Conserve India originally used a concept similar to LIFAFFA to develop different types of products. As the world began to focus more on sustainability, Ahuja saw an opportunity to create an enterprise out of it that would empower even the lowest-income entrepreneurs through extensive training in product development and business fundamentals.

When Conserve India started working with the ragpicker communities, it realized the means to a sustainable business for them would be to utilize the only resource that they had freely and abundantly available to them—plastic waste. “This kind of plastic waste continues to be a low-value item even for today’s recyclers and is not collected or treated once it reaches the landfill site,” says Ahuja. “We developed a patented technology that could convert this low-value plastic into a thicker, vibrant and durable fabric, which we could use to design high-value products.”

Conserve India trains groups of ragpickers in collection and processing. “Many groups have organized themselves into self-help-groups and run their own profitable upcycling businesses supplying to Conserve and many other organizations,” says Ahuja.

Ragpickers collect, sort, clean and dry thin plastic bags. They are then layered to generate patterns and designs when they are compressed into sheets. Each sheet uses up to 150 grams of waste plastic bags, using much less energy than traditional recycling methods and releasing no toxic fumes. No dyes or chemicals are needed.

“At Conserve, we have cataloged over 5,000 designs that can be created using different layering techniques,” says Ahuja. The method can be applied to many sources of plastic waste, including household waste, industrial waste and ocean waste. 

LIFAFFA received training at the Nexus Incubator start-up hub at the American Center New Delhi. “Being a part of Nexus has been fantastic,” says Ahuja. “The accelerator program took us through many essentials of running a start-up, reevaluating our strategies and learning to play to our strengths, while the mentors worked with us one-on-one to strengthen our weaknesses.” Nexus also provided them access to strong networks and support organizations. “Being a part of Nexus goes beyond the scope of the program, and I’m truly happy to be a part of the Nexus family,” she adds.

Ahuja sees many opportunities in the future to take the company’s idea to the next level.

“Moving forward, we have exciting things lined up,” she says. “We are keen on licensing our patented technology to interested organizations, to create HRP fabric.
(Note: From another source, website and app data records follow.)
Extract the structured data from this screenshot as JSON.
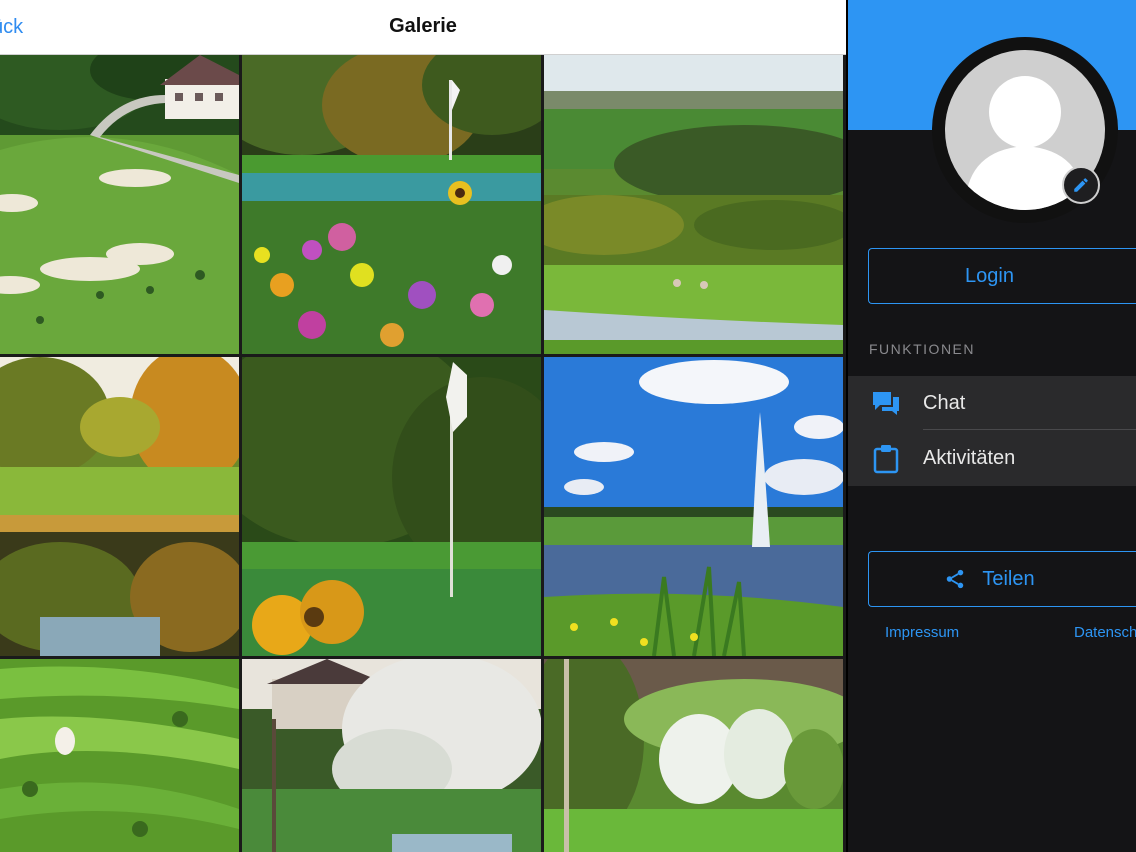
{
  "navbar": {
    "back_label": "ück",
    "title": "Galerie"
  },
  "gallery": {
    "images": [
      "golf-course-clubhouse",
      "flag-with-flowers",
      "fairway-with-pond",
      "autumn-pond",
      "flag-closeup-sunflower",
      "lake-fountain",
      "aerial-fairways",
      "blossom-tree-house",
      "blossom-trees-meadow"
    ]
  },
  "menu": {
    "login_label": "Login",
    "section_label": "FUNKTIONEN",
    "items": [
      {
        "label": "Chat",
        "icon": "chat-icon"
      },
      {
        "label": "Aktivitäten",
        "icon": "clipboard-icon"
      }
    ],
    "share_label": "Teilen",
    "footer": {
      "impressum": "Impressum",
      "datenschutz": "Datensch"
    }
  },
  "colors": {
    "accent": "#2d95f3",
    "menu_bg": "#141416",
    "item_bg": "#2a2a2c"
  }
}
We also have another patent in process for new and improved versions of upcycled fabrics.”

But the product itself is just one aspect of Ahuja’s plans.

“I have the groundwork ready, have some partnerships in place, have a very successful, demonstrated pilot and have technologies that the world needs now more than ever,” she says. “I look forward to taking this from a small successful pilot to a global standard in upcycling waste.”

 

Candice Yacono is a magazine and newspaper writer based in southern California.